ACTIVITY
Could you give the entries back exactly as they stand, minus any pictures?

Dataset rows for apps and sites
——————————
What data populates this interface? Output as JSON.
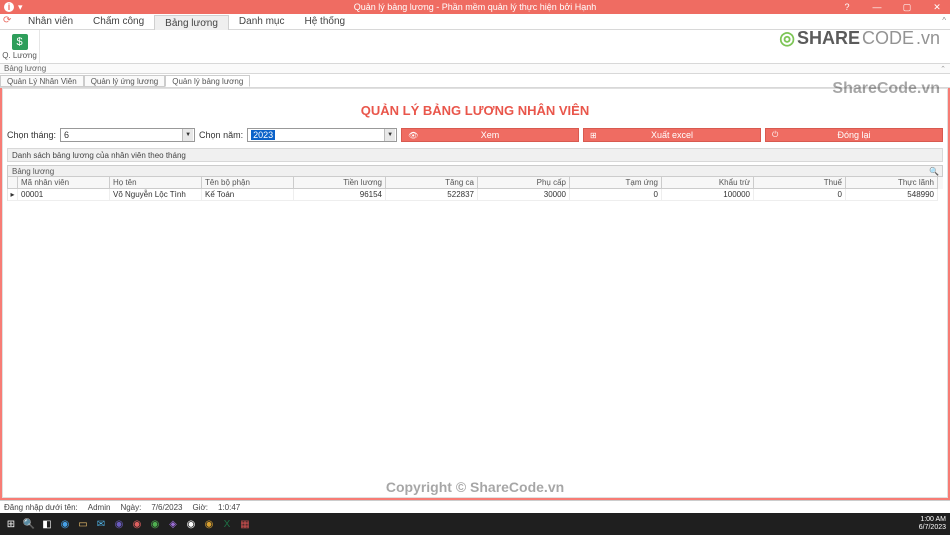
{
  "titlebar": {
    "title": "Quản lý bảng lương - Phần mềm quản lý thực hiện bởi Hạnh"
  },
  "menu": {
    "items": [
      "Nhân viên",
      "Chấm công",
      "Bảng lương",
      "Danh mục",
      "Hệ thống"
    ],
    "active_index": 2
  },
  "ribbon": {
    "group_icon": "$",
    "group_label": "Q. Lương",
    "caption": "Bảng lương"
  },
  "subtabs": {
    "items": [
      "Quản Lý Nhân Viên",
      "Quản lý ứng lương",
      "Quản lý bảng lương"
    ],
    "active_index": 2
  },
  "main": {
    "heading": "QUẢN LÝ BẢNG LƯƠNG NHÂN VIÊN",
    "label_month": "Chọn tháng:",
    "value_month": "6",
    "label_year": "Chọn năm:",
    "value_year": "2023",
    "btn_view": "Xem",
    "btn_export": "Xuất excel",
    "btn_close": "Đóng lại",
    "section_label": "Danh sách bảng lương của nhân viên theo tháng",
    "grid_caption": "Bảng lương"
  },
  "grid": {
    "columns": [
      "Mã nhân viên",
      "Họ tên",
      "Tên bộ phận",
      "Tiền lương",
      "Tăng ca",
      "Phụ cấp",
      "Tạm ứng",
      "Khẩu trừ",
      "Thuế",
      "Thực lãnh"
    ],
    "rows": [
      {
        "id": "00001",
        "name": "Võ Nguyễn Lộc Tình",
        "dept": "Kế Toán",
        "salary": "96154",
        "ot": "522837",
        "allow": "30000",
        "adv": "0",
        "ded": "100000",
        "tax": "0",
        "net": "548990"
      }
    ]
  },
  "statusbar": {
    "user_label": "Đăng nhập dưới tên:",
    "user": "Admin",
    "date_label": "Ngày:",
    "date": "7/6/2023",
    "time_label": "Giờ:",
    "time": "1:0:47"
  },
  "clock": {
    "time": "1:00 AM",
    "date": "6/7/2023"
  },
  "watermark": {
    "logo_main": "SHARE",
    "logo_sub": "CODE",
    "logo_tld": ".vn",
    "line2": "ShareCode.vn",
    "line3": "Copyright © ShareCode.vn"
  }
}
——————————
RESPONSE TO THIS EXERCISE
What data populates this interface? Output as JSON.
{
  "titlebar": {
    "title": "Quản lý bảng lương - Phần mềm quản lý thực hiện bởi Hạnh"
  },
  "menu": {
    "items": [
      "Nhân viên",
      "Chấm công",
      "Bảng lương",
      "Danh mục",
      "Hệ thống"
    ],
    "active_index": 2
  },
  "ribbon": {
    "group_icon": "$",
    "group_label": "Q. Lương",
    "caption": "Bảng lương"
  },
  "subtabs": {
    "items": [
      "Quản Lý Nhân Viên",
      "Quản lý ứng lương",
      "Quản lý bảng lương"
    ],
    "active_index": 2
  },
  "main": {
    "heading": "QUẢN LÝ BẢNG LƯƠNG NHÂN VIÊN",
    "label_month": "Chọn tháng:",
    "value_month": "6",
    "label_year": "Chọn năm:",
    "value_year": "2023",
    "btn_view": "Xem",
    "btn_export": "Xuất excel",
    "btn_close": "Đóng lại",
    "section_label": "Danh sách bảng lương của nhân viên theo tháng",
    "grid_caption": "Bảng lương"
  },
  "grid": {
    "columns": [
      "Mã nhân viên",
      "Họ tên",
      "Tên bộ phận",
      "Tiền lương",
      "Tăng ca",
      "Phụ cấp",
      "Tạm ứng",
      "Khẩu trừ",
      "Thuế",
      "Thực lãnh"
    ],
    "rows": [
      {
        "id": "00001",
        "name": "Võ Nguyễn Lộc Tình",
        "dept": "Kế Toán",
        "salary": "96154",
        "ot": "522837",
        "allow": "30000",
        "adv": "0",
        "ded": "100000",
        "tax": "0",
        "net": "548990"
      }
    ]
  },
  "statusbar": {
    "user_label": "Đăng nhập dưới tên:",
    "user": "Admin",
    "date_label": "Ngày:",
    "date": "7/6/2023",
    "time_label": "Giờ:",
    "time": "1:0:47"
  },
  "clock": {
    "time": "1:00 AM",
    "date": "6/7/2023"
  },
  "watermark": {
    "logo_main": "SHARE",
    "logo_sub": "CODE",
    "logo_tld": ".vn",
    "line2": "ShareCode.vn",
    "line3": "Copyright © ShareCode.vn"
  }
}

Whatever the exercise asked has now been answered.